= Beginning of Section =

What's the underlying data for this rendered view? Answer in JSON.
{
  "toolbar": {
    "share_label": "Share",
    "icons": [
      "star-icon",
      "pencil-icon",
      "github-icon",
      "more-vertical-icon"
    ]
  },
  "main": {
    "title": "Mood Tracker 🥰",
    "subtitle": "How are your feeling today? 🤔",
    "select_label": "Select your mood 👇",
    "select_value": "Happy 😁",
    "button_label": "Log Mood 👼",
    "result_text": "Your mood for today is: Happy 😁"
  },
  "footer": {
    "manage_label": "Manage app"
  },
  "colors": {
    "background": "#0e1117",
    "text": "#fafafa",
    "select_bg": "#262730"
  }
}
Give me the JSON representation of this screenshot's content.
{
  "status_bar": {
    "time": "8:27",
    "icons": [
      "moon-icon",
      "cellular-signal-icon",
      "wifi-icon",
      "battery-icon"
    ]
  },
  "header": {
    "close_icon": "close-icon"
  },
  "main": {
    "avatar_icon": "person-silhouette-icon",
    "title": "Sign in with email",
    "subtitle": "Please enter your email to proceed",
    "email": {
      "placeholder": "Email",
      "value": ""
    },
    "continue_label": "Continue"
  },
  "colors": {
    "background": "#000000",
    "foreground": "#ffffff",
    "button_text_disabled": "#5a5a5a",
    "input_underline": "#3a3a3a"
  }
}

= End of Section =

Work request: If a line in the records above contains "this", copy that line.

Answer section:
What's the underlying data for this rendered view? Answer in JSON.
Give me the JSON representation of this screenshot's content.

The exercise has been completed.